5.4 Developing Kaholo Triggers

1. Triggers

Triggers are also a kind of a plugin, but instead of using it’s methods inside the pipelines, triggers methods are executed when a request is sent to the trigger’s matching URL, and then triggers\executes all connected pipelines. The URL of the trigger is called a Webhook, and you will likely encounter it while configuring integrations between different software.

2. Trigger Structure

The default file structure for triggers is the same as for plugins, except the content inside of the files.

2.1. config.json

In the config.json file Triggers have slightly different fields and values than other plugins. Here is an example of a trigger’s config.json file:

The main difference between a trigger’s config files and other plugins is in triggers, each method needs to have a route as well, and the field type should have the value of “trigger” instead of “executer”. It’s recommended to also put the trigger keyword in the name of the plugin.

3. Trigger Parameters
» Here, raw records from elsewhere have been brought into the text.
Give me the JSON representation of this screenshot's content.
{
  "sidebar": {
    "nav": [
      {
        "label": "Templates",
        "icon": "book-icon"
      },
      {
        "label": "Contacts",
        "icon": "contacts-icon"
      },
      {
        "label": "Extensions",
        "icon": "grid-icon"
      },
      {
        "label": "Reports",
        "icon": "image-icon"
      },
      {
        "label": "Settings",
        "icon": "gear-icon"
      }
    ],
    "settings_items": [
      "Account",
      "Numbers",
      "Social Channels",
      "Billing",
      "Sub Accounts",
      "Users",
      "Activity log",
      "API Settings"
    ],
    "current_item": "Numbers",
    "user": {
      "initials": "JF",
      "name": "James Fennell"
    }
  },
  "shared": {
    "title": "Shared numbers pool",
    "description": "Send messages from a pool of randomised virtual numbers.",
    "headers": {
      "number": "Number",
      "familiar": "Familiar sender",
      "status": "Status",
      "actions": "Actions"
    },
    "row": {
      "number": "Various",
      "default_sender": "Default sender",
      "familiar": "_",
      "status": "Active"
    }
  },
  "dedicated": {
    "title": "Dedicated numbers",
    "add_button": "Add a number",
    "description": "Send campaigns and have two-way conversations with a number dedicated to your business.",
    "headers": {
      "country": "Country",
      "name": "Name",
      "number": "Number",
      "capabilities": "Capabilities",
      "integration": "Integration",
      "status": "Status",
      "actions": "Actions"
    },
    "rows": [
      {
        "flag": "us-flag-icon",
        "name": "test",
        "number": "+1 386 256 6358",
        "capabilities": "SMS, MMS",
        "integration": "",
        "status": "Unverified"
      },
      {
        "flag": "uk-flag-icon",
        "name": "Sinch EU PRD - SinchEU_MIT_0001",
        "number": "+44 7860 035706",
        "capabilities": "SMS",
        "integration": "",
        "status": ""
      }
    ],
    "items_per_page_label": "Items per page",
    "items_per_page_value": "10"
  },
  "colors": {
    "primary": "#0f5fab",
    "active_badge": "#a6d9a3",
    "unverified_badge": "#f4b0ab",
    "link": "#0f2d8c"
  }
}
Trigger parameters are declared in the same format as other parameters or settings. The main difference is that the user can’t pass values to it from the code, or use autocomplete parameters with triggers. And so you don’t need to support receiving arrays or objects from the trigger parameters, when using triggers.
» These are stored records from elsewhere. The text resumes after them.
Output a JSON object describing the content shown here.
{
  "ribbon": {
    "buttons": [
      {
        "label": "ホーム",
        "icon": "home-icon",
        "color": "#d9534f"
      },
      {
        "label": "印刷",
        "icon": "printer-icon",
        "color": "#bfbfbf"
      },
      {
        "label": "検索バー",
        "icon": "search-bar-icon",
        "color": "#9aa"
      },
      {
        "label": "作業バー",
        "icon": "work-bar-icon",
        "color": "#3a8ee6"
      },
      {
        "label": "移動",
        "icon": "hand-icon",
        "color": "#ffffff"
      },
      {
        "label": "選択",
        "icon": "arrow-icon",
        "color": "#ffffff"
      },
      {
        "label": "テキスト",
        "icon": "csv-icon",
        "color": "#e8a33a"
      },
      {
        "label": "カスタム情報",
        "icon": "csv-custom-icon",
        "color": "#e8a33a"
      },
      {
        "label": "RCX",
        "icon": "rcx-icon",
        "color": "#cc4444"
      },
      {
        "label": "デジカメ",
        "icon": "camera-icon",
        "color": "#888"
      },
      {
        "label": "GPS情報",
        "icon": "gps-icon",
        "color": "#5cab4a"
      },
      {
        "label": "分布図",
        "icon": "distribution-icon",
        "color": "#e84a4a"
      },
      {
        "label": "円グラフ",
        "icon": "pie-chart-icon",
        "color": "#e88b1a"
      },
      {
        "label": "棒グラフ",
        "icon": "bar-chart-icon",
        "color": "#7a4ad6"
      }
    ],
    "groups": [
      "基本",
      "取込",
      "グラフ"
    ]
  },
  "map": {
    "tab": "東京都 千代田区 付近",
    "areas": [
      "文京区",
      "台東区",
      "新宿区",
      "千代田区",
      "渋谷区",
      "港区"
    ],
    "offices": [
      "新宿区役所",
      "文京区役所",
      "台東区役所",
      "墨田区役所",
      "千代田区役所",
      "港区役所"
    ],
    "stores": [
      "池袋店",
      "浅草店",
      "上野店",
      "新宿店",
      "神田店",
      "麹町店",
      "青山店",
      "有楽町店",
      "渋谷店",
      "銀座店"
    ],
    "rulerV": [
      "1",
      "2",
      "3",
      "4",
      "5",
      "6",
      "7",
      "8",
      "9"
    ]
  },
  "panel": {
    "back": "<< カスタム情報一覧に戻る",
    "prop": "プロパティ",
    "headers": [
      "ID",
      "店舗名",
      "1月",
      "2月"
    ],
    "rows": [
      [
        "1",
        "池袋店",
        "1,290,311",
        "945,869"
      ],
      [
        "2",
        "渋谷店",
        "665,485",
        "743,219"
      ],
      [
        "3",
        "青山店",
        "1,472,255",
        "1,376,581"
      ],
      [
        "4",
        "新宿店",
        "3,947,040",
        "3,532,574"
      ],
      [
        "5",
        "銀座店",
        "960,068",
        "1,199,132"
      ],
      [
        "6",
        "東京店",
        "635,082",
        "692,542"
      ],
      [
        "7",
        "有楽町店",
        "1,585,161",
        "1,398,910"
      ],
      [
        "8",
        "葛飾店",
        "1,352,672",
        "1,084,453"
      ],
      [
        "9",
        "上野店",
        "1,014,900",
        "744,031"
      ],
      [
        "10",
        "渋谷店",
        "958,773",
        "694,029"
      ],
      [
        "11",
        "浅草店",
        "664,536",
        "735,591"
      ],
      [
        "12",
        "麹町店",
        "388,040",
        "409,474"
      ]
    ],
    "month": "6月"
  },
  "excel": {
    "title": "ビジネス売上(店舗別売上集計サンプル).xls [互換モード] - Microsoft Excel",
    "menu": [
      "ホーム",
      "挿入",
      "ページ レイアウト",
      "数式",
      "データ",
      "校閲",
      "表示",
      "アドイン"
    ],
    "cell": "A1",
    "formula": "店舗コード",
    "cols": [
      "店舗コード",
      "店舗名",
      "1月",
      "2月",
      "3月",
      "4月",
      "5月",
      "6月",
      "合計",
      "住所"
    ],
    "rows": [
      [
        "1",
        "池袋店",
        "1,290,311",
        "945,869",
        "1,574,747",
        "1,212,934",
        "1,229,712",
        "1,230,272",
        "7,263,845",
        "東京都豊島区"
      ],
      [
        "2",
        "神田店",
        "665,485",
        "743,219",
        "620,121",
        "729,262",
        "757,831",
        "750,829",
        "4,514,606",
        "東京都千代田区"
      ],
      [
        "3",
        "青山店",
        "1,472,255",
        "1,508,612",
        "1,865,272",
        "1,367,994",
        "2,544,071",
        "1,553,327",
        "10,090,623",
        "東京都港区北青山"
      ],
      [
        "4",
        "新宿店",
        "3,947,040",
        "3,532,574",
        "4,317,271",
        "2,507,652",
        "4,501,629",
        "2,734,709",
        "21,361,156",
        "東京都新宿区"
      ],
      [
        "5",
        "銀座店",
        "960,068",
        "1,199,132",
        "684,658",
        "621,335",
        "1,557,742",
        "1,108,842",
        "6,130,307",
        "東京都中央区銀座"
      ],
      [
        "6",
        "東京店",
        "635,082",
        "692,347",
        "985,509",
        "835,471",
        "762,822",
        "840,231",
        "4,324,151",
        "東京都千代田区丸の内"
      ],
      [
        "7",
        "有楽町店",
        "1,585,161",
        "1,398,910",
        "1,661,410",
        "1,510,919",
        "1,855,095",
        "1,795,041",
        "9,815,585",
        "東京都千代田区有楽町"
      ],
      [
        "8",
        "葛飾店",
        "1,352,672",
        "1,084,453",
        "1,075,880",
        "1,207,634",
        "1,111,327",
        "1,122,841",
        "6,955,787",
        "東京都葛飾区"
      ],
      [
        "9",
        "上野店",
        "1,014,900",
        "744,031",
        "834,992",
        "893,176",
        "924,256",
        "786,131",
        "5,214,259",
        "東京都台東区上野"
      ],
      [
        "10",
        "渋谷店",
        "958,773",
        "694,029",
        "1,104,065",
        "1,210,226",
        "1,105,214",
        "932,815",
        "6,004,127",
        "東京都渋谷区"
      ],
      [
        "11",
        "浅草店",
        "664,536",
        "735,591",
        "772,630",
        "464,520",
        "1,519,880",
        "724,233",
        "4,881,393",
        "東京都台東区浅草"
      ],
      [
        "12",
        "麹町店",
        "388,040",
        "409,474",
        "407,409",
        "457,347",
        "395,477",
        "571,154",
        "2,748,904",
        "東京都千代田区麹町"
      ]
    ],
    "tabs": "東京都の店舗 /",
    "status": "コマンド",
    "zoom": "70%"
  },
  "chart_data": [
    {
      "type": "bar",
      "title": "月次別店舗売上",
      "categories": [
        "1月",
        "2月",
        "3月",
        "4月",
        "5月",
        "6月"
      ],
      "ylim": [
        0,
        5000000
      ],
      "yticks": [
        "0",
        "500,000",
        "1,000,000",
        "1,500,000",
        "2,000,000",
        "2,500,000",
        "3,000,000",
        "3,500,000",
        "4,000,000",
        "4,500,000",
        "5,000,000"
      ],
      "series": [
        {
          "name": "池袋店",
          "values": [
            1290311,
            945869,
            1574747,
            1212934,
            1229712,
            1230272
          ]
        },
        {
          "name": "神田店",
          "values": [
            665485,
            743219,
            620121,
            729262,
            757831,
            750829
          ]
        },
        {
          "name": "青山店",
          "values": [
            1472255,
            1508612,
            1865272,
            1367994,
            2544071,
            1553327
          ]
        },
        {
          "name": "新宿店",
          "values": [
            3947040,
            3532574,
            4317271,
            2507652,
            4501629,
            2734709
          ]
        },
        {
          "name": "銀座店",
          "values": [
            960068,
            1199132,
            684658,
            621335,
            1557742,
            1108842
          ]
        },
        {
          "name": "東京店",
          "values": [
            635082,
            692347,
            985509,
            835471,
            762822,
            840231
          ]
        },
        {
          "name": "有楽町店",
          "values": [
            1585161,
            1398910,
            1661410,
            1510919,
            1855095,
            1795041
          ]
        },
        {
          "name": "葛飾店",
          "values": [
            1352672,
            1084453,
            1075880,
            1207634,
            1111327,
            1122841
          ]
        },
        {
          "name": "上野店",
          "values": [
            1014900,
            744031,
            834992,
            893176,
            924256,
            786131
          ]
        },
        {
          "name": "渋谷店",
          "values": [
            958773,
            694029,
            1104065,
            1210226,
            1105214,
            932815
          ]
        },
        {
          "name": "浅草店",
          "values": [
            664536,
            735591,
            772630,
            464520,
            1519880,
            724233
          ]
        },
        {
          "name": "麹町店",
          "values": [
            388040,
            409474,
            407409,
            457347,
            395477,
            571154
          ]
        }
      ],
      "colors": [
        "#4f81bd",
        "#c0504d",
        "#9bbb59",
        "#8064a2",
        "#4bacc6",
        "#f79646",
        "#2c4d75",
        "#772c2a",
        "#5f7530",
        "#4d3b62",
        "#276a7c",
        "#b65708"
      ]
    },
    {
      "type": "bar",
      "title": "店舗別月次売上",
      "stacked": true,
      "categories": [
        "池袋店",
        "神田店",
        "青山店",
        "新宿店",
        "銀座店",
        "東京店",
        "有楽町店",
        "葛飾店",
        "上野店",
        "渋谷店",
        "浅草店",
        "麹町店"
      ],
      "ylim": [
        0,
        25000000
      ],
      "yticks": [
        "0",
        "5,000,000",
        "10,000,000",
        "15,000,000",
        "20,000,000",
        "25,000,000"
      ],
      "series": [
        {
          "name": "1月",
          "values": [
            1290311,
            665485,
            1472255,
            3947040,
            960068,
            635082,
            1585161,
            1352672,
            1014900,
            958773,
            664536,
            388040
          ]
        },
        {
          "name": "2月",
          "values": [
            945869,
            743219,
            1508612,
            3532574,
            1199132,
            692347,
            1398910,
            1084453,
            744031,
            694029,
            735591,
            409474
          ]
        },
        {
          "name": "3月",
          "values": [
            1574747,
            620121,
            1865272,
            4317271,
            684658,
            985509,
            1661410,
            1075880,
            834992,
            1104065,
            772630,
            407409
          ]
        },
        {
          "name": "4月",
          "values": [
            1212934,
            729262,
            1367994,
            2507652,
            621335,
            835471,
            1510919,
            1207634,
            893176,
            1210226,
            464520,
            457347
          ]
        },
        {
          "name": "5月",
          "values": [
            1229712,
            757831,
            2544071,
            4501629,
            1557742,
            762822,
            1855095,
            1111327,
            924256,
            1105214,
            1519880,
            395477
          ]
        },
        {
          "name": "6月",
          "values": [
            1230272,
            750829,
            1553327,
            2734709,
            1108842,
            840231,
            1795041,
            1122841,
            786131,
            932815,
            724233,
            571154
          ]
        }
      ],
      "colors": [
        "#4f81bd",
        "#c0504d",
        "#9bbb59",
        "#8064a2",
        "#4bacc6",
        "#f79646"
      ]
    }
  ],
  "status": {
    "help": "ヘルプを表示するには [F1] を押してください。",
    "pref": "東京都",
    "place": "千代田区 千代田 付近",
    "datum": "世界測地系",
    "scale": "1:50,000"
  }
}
4. Trigger Code

The code for implementing triggers should be written in JavaScript like for any other Kaholo plugin. Trigger methods get 4 inputs: An express http request object, response object, Settings (like with plugin methods), and the trigger objects themselves.

Usually, the trigger method parses the data from the request, goes over all triggers, parses each trigger parameter, checks if the request should trigger each of the triggers, and executes the connected pipeline in case the trigger passed.

The triggers are passed as an array of objects, and you can execute the related pipeline of the trigger using trigger.execute (eventTitle, reqPayload). Here you can see some example code for a trigger:

Most webhook requests expect a response back from the trigger, whether it succeeded or an error occurred. Usually, most services expect a 200 status code for successful operations and a 4** status code for an error.

With trigger methods, you need to export the methods from the main code file as well for it to reach the Kaholo UI, as is the case with plugin methods.